Kids: You Can Talk to Them, Sometimes
Before I had my own kid I was always a “kid person.” Frequently babysat my friends’ kids. Worked with kids for awhile. At parties, I would find the kids, and color with them or hang out with them instead of the adults.
I haven’t so much been that person since having my own. I mean, I’m still happy to babysit and consider myself a kid person. But I don’t think I could work with kids full time. And I definitely do not seek kids out in social situations. If I have time to talk to adults or even just have a quiet moment to myself I’m taking it.
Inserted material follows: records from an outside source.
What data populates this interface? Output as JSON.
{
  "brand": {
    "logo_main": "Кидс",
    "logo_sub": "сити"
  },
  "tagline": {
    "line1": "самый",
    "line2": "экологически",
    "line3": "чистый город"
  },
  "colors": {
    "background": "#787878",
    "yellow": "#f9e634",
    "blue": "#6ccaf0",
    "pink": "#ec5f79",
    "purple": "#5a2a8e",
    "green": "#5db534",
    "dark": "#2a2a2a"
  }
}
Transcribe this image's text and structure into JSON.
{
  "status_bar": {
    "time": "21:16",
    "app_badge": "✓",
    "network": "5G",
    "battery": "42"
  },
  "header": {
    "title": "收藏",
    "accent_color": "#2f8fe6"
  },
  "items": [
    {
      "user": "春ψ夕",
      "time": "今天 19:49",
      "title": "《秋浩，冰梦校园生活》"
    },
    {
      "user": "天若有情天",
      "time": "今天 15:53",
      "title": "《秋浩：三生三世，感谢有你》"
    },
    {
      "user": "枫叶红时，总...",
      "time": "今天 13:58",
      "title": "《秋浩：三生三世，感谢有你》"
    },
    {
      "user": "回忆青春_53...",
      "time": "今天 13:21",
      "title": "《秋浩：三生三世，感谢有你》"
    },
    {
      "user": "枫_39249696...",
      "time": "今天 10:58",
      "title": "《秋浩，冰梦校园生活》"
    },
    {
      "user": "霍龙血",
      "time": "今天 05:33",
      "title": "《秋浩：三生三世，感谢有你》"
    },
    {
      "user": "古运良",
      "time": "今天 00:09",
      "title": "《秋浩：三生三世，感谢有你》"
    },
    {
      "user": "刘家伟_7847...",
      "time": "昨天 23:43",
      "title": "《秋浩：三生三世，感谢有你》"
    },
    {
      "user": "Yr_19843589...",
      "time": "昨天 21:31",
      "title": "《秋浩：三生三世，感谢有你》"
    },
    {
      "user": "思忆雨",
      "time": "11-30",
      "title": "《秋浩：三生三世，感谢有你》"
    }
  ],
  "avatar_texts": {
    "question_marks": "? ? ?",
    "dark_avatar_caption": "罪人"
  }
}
But on the Fourth of July I had a chance to briefly hang out with a kid, a seven-year-old, and I was reminded of how rewarding that can be.
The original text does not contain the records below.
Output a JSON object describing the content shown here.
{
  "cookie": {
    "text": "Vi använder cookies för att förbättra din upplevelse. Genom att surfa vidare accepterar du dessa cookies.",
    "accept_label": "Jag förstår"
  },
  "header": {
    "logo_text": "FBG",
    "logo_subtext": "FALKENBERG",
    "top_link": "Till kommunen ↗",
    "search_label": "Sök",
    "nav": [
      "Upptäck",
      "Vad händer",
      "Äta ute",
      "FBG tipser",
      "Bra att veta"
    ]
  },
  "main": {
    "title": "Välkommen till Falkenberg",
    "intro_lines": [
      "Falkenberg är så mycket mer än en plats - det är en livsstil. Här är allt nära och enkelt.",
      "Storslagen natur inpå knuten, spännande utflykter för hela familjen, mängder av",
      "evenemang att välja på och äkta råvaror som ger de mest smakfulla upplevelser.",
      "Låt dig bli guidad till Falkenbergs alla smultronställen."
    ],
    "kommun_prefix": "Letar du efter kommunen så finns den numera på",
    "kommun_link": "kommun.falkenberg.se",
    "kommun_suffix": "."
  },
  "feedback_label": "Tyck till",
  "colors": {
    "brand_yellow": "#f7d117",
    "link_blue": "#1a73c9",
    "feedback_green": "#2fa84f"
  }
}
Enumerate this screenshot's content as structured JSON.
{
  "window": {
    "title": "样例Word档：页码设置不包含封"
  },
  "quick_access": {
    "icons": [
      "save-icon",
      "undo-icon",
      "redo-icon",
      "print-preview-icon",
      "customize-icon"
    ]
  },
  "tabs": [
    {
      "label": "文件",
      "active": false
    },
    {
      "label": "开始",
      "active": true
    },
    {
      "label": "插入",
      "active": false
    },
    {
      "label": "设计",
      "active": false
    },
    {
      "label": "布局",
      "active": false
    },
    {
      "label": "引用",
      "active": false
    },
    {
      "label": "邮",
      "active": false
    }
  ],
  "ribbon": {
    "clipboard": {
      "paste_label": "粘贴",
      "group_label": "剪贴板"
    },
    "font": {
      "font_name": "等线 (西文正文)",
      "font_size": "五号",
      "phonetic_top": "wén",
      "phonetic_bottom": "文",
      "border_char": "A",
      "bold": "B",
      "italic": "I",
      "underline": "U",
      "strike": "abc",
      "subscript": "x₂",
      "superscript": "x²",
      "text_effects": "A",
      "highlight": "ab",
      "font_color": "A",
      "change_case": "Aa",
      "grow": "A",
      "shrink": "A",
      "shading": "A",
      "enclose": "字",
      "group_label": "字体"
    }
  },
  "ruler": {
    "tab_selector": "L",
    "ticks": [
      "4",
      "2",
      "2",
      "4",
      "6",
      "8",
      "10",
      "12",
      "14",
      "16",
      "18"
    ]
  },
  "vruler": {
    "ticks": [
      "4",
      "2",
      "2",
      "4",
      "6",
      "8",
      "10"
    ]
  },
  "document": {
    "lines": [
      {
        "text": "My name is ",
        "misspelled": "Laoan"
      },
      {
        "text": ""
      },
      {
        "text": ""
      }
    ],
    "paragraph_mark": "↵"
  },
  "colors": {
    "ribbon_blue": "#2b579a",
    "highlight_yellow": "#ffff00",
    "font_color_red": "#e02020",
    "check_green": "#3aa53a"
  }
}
He asked me to play War with him and surprisingly my own kid sat down and watched and didn’t try to grab the cards. While we played we chatted about various things, like the massive scrapes up and down his leg from a recent bike accident.
With my second child on the way on my mind I said to him, “So what’s it like to have two little brothers?”
Without missing a beat he said, “It’s hard because everything is always about them.”
Playing Second – Or Third – Fiddle
I nodded and didn’t try to tell him that things were any other way than that. His brothers are two and an infant, I’m not sure the baby’s exact age. At seven, this kid is fairly independent, and I’m sure his mom relies on that so she can deal with the other two. That’s just a reality.
It is of course a tiny bit of a depressing reality. Or, if you think about kids with special needs – their siblings must get left in the dust sometimes too. I like to think it builds character and positively contributes to the development of their personality, but who knows.
The seven-year-old and I tied in War. I’m not willing to let kids win games. He’s a tough guy.